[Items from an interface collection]
::::::::::
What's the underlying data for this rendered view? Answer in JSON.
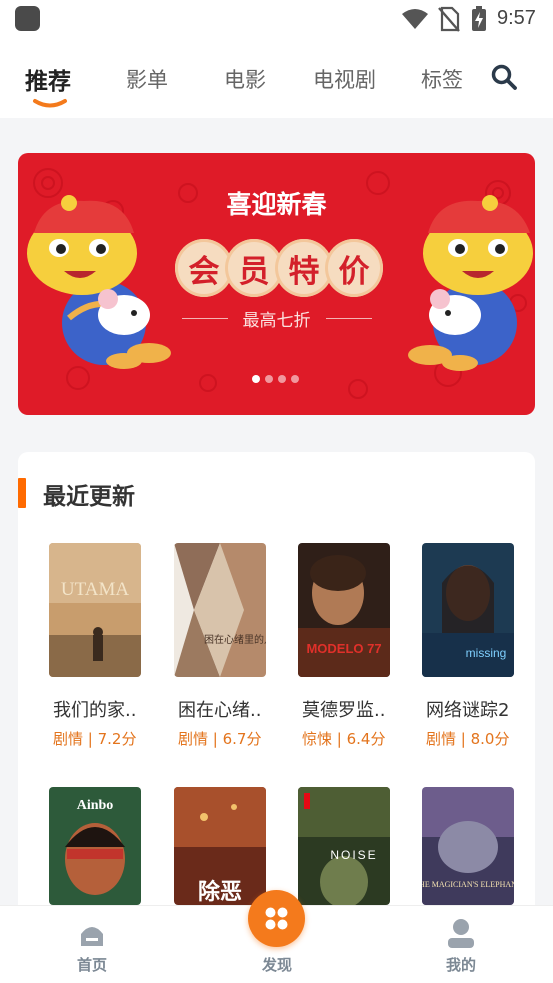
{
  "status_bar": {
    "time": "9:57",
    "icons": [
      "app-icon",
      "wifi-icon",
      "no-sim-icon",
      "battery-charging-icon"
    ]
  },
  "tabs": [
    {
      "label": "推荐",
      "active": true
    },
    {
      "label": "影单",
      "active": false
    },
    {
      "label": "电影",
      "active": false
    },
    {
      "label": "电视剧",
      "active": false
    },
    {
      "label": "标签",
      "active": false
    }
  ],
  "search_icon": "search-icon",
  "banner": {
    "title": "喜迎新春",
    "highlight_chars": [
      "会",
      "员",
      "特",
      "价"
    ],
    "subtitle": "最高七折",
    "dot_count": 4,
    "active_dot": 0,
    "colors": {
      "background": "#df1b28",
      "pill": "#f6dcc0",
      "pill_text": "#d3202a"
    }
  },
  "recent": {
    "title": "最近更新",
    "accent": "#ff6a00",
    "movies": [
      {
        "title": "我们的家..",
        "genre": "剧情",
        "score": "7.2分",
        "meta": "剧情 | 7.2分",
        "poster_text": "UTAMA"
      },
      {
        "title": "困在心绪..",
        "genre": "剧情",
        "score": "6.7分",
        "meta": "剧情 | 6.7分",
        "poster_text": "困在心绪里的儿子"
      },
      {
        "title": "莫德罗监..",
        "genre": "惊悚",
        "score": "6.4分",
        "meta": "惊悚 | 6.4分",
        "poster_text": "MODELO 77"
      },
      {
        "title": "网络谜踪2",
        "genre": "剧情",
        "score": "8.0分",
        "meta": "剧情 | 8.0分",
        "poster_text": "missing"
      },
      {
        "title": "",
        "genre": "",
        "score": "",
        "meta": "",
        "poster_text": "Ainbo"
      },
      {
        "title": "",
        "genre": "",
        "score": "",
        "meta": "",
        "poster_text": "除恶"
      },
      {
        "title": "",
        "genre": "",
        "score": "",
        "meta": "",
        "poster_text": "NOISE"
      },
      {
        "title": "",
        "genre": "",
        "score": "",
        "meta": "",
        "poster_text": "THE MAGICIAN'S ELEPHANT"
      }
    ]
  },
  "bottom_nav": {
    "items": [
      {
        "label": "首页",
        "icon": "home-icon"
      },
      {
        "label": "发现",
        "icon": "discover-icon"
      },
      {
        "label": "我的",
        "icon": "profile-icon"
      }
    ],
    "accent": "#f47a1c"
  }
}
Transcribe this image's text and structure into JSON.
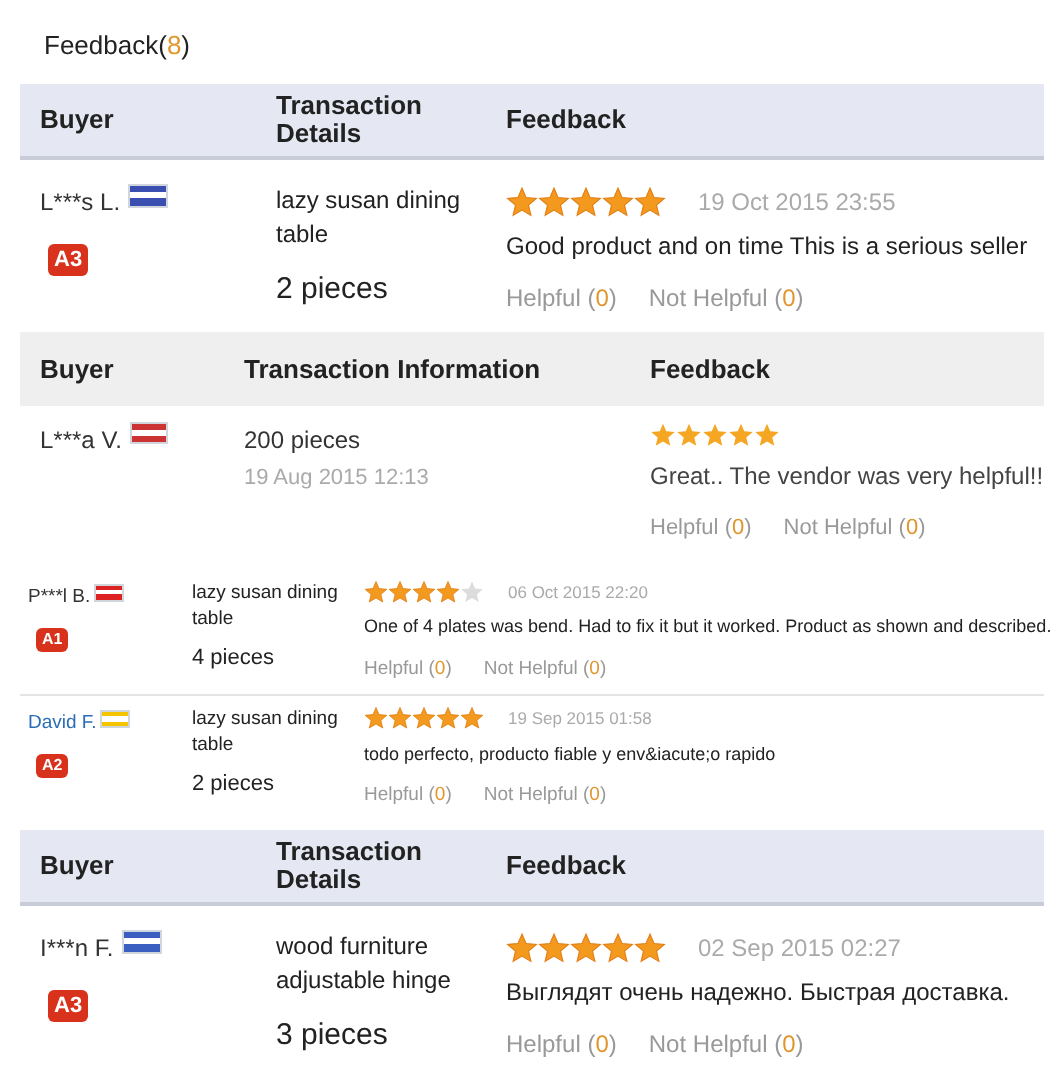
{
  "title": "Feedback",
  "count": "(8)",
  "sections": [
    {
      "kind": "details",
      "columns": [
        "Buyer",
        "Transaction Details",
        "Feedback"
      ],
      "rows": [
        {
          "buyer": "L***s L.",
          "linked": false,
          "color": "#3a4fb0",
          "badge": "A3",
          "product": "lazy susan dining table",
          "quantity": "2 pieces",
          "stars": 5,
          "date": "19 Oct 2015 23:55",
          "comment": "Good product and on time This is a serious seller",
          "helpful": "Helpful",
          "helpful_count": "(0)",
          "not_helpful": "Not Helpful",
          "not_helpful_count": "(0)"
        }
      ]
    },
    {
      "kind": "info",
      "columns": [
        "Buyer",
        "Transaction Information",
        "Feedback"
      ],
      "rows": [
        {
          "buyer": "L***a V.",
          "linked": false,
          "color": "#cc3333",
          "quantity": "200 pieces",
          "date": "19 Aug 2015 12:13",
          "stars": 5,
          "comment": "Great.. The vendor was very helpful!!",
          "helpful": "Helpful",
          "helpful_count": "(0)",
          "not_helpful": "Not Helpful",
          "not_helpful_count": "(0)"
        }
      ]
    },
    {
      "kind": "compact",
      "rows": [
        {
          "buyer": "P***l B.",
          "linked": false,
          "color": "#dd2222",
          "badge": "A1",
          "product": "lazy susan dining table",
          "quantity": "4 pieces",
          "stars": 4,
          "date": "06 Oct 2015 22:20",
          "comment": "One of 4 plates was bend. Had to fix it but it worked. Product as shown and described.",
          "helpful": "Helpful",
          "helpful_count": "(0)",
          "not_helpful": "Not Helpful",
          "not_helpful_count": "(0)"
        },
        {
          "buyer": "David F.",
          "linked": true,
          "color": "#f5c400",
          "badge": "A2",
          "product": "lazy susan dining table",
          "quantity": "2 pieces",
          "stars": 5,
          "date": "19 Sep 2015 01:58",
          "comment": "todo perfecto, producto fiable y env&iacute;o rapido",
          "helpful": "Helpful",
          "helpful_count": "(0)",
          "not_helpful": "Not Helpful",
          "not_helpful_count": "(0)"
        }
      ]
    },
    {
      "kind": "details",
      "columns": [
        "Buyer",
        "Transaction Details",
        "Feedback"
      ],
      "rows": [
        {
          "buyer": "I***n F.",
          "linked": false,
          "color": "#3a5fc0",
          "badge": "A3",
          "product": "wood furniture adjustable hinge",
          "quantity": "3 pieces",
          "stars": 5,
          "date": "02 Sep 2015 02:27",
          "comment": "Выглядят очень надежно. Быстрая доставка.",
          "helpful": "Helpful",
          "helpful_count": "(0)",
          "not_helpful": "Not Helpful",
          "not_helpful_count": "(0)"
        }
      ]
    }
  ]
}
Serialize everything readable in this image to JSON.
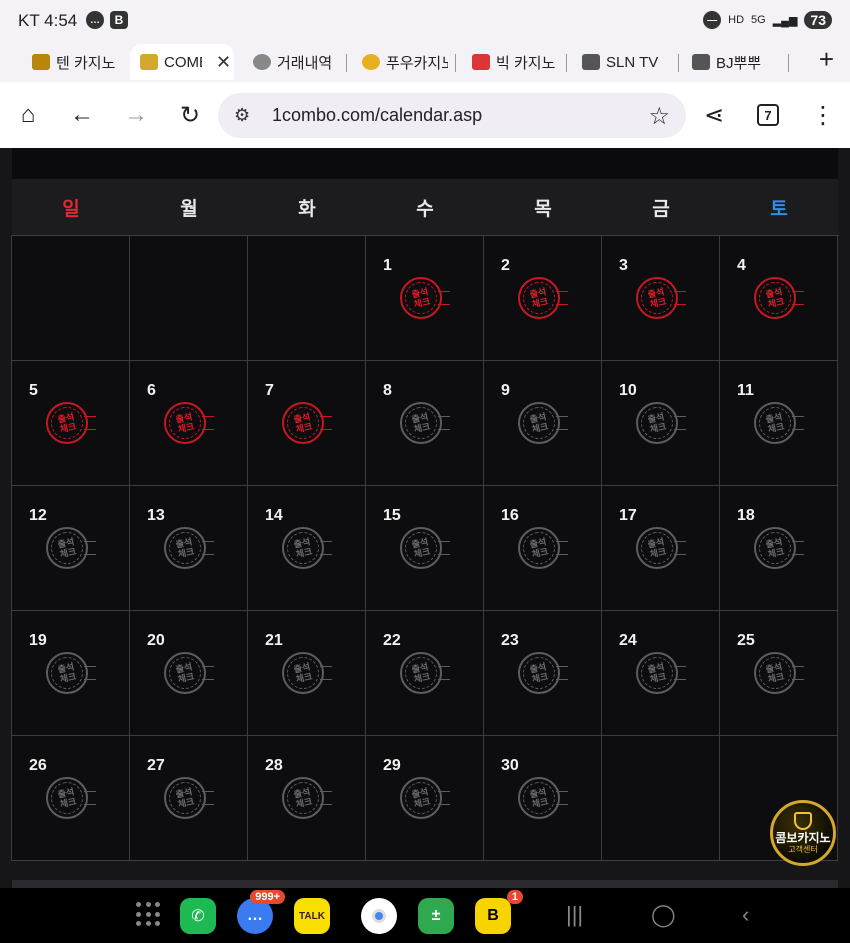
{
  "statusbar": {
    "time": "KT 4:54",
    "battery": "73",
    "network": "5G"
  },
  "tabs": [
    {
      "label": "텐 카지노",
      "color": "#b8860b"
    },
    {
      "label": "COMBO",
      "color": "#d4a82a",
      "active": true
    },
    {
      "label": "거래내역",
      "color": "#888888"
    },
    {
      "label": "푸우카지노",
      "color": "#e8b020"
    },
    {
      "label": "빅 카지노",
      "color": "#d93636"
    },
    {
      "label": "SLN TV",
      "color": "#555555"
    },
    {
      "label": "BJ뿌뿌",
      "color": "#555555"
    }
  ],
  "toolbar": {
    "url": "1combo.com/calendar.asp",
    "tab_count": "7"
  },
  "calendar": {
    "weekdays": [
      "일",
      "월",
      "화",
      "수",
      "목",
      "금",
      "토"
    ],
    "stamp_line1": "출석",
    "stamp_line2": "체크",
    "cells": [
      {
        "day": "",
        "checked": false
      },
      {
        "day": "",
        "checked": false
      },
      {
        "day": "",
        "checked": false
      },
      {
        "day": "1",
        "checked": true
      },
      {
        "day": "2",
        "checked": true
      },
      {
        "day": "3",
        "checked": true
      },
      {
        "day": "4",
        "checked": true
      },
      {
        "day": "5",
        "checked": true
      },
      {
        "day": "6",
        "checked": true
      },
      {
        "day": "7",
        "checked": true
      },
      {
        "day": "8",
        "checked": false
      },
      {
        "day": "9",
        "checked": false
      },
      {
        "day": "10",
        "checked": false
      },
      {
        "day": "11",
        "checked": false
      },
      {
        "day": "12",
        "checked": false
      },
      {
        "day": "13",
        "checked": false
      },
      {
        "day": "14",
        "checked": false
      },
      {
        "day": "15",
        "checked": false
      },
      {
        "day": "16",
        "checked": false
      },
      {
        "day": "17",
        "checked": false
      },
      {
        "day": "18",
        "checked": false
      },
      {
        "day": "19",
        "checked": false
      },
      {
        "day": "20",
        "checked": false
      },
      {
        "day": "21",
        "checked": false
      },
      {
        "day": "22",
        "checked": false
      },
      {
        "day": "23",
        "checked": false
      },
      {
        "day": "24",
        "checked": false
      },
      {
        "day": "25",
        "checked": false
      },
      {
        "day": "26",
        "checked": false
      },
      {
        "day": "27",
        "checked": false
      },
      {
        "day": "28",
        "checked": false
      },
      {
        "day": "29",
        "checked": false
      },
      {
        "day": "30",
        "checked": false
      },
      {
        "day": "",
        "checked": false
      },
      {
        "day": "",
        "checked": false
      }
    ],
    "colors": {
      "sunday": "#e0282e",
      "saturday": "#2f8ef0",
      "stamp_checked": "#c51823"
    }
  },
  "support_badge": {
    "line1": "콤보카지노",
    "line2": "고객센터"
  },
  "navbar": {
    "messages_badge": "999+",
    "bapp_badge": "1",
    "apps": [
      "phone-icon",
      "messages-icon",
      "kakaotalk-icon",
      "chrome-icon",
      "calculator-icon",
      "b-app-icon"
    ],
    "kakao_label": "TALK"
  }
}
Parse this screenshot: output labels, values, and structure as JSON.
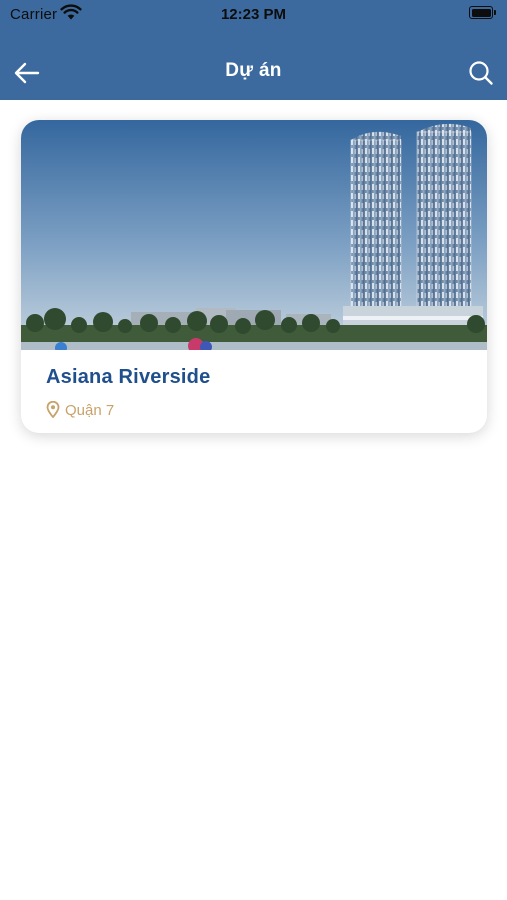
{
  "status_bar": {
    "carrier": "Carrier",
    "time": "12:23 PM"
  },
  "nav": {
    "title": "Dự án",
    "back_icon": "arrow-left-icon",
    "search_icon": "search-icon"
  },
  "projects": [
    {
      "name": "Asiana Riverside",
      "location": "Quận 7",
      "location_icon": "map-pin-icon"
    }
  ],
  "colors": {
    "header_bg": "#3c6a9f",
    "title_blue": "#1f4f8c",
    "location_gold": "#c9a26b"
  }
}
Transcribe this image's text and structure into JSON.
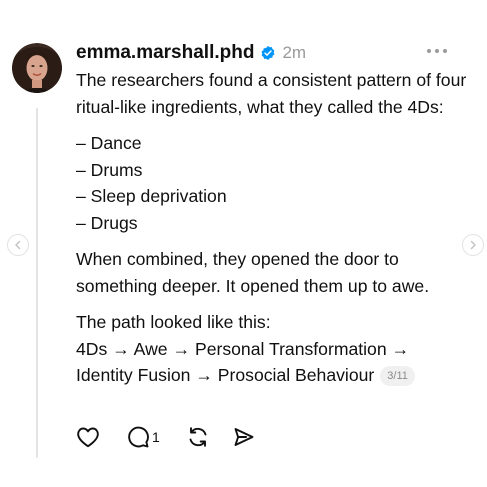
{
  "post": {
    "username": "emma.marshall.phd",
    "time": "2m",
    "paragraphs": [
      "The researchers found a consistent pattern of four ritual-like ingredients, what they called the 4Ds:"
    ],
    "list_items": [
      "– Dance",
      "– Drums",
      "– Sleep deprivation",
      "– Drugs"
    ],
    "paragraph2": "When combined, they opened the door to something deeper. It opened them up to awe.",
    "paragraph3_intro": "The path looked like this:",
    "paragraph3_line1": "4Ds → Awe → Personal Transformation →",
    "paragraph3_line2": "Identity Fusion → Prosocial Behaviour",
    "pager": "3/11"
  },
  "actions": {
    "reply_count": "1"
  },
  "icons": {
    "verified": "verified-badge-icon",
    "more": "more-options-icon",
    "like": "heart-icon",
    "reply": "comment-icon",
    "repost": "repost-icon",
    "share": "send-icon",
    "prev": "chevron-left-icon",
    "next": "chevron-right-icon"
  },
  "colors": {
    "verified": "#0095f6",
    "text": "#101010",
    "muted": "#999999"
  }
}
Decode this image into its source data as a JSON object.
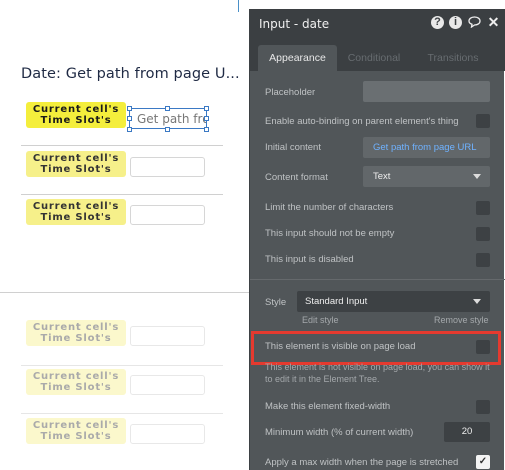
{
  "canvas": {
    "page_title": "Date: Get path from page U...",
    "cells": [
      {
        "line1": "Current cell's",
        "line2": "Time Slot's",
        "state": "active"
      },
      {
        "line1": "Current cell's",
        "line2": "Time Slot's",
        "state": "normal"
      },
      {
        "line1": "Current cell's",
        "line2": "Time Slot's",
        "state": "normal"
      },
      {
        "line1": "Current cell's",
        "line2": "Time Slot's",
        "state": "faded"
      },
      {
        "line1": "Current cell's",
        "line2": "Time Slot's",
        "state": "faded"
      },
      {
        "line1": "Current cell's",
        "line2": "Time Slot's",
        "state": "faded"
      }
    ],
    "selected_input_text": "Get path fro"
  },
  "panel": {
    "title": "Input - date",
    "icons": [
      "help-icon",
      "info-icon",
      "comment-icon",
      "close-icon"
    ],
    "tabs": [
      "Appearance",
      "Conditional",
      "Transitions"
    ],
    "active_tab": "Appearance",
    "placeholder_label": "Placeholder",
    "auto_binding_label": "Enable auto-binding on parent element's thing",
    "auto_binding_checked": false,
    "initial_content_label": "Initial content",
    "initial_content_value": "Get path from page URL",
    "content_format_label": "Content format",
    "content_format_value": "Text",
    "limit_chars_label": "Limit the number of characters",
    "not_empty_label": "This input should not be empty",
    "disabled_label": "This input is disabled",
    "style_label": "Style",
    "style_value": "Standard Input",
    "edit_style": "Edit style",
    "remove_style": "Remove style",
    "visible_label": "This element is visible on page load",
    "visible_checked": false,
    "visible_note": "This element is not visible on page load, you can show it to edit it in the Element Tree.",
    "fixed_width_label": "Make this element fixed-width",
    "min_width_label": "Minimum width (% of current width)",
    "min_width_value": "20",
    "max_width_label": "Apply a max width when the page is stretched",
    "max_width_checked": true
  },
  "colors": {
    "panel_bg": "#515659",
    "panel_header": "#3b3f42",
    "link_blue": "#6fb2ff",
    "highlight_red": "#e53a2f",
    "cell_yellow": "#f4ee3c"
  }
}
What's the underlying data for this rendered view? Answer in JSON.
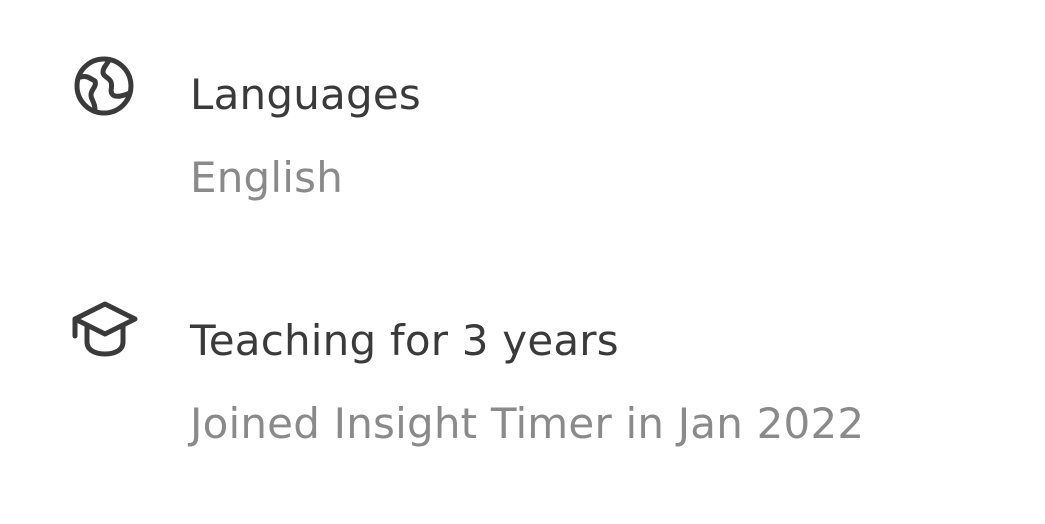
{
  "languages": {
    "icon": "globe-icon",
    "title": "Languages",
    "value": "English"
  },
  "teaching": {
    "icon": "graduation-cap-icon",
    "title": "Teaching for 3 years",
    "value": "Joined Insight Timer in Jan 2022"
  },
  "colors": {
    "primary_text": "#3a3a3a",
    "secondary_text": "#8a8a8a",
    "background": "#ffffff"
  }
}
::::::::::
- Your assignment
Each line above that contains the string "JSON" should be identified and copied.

- Solution to the exercise
What's the underlying data for this rendered view? Answer in JSON.
Transcribe this image's text and structure into JSON.
Serialize everything readable in this image to JSON.
Parse this screenshot: output labels, values, and structure as JSON.
Transcribe this image's text and structure into JSON.
Decode this image into its source data as a JSON object.
What's the underlying data for this rendered view? Answer in JSON.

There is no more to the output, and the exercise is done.